Yes, Virginia, There is a Republican Establishment
Over the past several weeks we've seen the Republican presidential race increasingly framed as a fight between the GOP establishment and conservative insurgents. Following that development, a number of thoughtful critics -- some of them here at Ricochet -- have wondered aloud whether an "establishment" really exists or whether it's just a clever way of caricaturing one's opponents within the party as insufficiently conservative. That was the note that Jeb Bush sounded to Time Magazine when he recently told the publication, "I don't know what the Republican establishment is. I haven't learned the secret handshake, and I don't know where to go for a membership card."
While it's true that there's no shadowy cabal meeting in a safe room under the Lincoln Memorial, anyone who doesn't think there are party grandees trying to impose their will on primary voters is deluding themselves.
I say this by way of introducing a bit of information I received yesterday from a very well-placed source. A veteran member of the House Republican Caucus recently received a phone call from within the RNC (it was not disclosed to me who placed the call) soliciting his help in convincing Newt Gingrich to step aside and clear a path to the nomination for Mitt Romney. Whoever cooked up this idea was not exactly firing on all cylinders, since (A) the member in question, despite considerable seniority, is far from influential and (B) attempting to stand athwart Newt Gingrich's ambition is like sticking your head in a howitzer.

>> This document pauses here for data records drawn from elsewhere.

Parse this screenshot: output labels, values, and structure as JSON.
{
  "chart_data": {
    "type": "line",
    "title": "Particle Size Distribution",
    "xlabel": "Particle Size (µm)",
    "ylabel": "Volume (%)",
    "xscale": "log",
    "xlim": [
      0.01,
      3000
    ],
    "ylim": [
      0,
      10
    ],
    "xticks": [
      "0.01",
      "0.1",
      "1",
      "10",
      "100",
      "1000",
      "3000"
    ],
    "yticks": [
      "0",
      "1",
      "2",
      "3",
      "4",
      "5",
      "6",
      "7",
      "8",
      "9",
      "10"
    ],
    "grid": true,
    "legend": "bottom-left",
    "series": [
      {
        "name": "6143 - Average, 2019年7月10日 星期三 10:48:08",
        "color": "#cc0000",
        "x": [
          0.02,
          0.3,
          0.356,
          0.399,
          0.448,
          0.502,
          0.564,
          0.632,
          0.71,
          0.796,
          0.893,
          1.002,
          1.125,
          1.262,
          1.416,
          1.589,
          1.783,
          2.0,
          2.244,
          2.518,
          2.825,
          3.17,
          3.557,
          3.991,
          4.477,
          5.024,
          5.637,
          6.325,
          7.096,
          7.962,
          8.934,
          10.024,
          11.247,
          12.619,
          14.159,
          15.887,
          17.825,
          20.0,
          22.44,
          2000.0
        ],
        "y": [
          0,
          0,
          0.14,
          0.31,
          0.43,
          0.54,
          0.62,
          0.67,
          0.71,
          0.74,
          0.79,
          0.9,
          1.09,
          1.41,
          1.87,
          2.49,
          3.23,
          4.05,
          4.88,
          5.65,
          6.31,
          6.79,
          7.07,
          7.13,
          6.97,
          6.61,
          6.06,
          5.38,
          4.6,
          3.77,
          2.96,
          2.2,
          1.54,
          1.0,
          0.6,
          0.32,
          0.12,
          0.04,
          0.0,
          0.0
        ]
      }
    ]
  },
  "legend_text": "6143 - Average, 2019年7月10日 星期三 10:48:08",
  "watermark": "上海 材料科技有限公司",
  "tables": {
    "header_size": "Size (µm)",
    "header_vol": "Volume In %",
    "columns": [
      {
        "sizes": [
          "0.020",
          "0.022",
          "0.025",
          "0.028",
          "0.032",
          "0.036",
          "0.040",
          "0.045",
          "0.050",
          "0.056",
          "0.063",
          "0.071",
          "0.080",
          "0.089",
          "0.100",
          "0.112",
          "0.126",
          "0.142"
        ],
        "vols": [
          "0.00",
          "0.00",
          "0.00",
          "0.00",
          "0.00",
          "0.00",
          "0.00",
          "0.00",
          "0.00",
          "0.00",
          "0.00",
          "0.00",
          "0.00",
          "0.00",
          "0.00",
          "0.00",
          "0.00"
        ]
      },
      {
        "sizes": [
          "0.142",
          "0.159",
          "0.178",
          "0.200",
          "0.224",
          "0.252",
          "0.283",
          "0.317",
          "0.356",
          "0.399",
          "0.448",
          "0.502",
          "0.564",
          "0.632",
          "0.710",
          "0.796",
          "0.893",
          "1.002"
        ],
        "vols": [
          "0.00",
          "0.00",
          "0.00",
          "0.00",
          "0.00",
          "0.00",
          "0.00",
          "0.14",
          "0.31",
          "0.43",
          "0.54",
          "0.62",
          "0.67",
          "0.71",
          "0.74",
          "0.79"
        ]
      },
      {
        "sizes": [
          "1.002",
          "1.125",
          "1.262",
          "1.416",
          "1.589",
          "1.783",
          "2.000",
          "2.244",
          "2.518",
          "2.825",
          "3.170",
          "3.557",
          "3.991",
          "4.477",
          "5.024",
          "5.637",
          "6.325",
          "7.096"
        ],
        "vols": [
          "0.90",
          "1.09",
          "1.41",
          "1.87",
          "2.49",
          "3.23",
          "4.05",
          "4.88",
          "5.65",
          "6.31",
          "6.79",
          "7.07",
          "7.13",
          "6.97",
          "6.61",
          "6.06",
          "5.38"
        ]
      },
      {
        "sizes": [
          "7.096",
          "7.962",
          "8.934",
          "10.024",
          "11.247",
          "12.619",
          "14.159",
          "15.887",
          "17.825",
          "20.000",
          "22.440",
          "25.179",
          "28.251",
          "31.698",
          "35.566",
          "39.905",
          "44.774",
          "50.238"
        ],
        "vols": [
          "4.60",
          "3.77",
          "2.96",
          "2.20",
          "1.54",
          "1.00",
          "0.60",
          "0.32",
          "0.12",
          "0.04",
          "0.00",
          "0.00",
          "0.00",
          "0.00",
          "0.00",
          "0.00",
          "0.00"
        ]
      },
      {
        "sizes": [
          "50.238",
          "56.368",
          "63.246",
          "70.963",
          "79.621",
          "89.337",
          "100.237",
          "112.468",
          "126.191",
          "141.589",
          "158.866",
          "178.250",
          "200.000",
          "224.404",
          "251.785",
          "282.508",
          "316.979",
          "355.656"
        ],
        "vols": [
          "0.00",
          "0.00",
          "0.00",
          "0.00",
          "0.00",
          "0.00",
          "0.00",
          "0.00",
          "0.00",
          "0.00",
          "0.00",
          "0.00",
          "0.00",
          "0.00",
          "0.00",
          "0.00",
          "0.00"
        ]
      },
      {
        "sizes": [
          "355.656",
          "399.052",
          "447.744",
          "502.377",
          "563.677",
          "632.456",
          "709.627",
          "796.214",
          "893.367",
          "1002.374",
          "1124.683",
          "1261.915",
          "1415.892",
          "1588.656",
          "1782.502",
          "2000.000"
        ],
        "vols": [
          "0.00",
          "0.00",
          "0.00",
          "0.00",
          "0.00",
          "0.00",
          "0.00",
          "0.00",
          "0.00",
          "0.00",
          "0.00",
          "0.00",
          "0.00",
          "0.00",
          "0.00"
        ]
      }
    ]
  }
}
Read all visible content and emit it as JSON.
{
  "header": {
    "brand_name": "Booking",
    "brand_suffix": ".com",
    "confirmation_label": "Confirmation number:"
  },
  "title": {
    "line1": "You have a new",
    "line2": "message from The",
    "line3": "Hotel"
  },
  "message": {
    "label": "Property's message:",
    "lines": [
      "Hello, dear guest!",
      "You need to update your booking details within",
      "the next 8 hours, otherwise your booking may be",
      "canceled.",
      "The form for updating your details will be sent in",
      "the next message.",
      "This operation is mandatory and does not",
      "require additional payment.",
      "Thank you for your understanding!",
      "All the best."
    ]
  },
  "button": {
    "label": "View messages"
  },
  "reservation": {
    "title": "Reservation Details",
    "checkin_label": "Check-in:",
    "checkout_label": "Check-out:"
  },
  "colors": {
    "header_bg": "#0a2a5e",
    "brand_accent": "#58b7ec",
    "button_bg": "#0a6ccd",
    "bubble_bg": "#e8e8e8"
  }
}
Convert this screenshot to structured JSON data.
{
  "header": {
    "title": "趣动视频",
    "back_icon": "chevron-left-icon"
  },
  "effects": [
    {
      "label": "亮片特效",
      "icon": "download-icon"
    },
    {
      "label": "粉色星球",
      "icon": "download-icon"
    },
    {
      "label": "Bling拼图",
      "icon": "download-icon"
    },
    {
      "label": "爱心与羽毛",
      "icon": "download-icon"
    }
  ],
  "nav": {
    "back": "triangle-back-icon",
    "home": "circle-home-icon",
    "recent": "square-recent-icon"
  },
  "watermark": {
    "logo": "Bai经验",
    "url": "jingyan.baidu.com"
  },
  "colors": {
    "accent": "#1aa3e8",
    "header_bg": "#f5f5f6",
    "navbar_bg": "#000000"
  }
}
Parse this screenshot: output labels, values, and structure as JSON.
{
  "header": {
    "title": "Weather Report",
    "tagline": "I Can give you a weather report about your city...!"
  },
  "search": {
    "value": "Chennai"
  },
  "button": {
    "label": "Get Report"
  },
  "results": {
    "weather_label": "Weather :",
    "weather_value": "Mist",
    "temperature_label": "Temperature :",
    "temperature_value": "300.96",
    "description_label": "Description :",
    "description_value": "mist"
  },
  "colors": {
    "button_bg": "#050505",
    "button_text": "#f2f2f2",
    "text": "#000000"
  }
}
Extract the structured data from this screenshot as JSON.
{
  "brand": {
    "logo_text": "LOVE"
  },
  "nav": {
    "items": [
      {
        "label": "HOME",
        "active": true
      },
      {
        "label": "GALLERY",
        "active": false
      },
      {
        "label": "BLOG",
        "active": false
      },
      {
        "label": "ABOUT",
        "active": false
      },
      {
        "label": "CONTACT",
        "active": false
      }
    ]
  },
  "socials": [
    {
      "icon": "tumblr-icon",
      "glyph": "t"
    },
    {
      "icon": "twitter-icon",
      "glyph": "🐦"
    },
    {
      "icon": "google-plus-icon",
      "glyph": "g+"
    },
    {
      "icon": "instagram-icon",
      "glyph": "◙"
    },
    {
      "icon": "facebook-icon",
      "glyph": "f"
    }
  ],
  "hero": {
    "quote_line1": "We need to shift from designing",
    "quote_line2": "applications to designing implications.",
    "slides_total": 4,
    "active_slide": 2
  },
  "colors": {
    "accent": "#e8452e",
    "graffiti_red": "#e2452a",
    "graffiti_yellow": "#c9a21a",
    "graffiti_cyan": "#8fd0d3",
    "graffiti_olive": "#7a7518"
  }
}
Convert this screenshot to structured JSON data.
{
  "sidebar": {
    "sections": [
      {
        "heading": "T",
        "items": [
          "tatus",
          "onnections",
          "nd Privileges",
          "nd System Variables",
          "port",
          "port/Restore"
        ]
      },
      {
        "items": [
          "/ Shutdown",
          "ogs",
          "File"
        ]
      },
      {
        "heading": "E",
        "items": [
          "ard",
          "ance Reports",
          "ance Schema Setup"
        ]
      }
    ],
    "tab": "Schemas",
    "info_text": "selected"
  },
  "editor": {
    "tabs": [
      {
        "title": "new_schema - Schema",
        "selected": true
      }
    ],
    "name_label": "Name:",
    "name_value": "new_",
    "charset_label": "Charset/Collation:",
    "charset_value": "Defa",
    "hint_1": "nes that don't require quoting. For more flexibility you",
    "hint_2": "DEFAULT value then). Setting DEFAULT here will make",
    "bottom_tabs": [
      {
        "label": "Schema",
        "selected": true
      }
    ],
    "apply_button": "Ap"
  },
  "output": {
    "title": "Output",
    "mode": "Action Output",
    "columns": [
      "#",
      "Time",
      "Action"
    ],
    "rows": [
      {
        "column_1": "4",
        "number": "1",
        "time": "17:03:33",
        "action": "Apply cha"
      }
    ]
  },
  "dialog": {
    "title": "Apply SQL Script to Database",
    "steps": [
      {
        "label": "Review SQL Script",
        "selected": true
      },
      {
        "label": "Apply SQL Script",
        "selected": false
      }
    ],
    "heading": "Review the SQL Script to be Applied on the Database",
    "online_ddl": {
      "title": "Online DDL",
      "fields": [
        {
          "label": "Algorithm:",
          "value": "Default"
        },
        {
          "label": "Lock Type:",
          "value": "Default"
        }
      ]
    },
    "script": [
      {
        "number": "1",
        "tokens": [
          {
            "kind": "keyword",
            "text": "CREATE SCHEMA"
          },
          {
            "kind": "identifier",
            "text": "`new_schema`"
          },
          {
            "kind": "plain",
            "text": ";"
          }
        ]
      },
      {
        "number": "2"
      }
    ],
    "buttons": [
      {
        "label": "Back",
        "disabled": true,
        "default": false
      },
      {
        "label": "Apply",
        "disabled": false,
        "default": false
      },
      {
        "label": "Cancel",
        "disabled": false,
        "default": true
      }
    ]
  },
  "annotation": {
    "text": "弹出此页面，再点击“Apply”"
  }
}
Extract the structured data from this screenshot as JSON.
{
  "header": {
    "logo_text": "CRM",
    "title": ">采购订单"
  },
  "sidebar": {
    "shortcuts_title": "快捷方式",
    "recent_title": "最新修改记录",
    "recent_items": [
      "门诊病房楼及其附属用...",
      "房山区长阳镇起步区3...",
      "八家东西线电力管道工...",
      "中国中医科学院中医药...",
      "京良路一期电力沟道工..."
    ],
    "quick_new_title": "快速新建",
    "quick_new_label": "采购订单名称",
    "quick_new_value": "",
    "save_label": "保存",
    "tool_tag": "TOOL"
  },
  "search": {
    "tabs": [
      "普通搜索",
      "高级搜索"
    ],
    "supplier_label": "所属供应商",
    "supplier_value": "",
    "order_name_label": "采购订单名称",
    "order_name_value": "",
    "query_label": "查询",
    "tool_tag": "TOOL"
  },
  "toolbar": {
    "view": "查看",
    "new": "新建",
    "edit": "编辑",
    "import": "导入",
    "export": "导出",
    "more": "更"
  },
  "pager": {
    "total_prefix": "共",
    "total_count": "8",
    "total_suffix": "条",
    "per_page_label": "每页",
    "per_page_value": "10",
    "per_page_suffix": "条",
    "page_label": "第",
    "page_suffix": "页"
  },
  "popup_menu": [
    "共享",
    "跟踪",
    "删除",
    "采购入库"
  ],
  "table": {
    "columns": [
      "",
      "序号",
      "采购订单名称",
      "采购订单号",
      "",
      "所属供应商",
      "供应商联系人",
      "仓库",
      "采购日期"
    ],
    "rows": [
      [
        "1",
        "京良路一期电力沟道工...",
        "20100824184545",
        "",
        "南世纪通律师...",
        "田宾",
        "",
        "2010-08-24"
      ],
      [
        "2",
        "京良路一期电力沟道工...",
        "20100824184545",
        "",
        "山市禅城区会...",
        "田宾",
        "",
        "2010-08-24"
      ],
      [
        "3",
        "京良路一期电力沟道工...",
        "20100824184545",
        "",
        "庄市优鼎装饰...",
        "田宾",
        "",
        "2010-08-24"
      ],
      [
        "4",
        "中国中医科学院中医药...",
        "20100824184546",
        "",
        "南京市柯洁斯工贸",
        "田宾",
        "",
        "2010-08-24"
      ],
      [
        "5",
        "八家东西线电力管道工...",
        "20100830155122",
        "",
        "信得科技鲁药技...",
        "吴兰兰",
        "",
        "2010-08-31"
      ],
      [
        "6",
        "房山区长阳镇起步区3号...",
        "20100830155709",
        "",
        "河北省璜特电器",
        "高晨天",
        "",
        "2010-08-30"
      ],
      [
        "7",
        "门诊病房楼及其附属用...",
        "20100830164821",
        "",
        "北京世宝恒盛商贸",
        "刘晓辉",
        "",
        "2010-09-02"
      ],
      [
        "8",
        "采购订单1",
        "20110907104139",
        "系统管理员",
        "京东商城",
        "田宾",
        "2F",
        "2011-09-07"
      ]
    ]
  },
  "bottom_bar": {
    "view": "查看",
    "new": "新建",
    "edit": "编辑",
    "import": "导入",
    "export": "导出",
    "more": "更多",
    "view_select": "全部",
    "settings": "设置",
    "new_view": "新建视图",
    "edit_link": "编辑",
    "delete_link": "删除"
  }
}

Remarkably, the member actually agreed to place the call. Gingrich's response? Well, it was a three-word phrase that began with "go" and ended with "yourself." I'd say Newt's insurgent bona fides are still intact.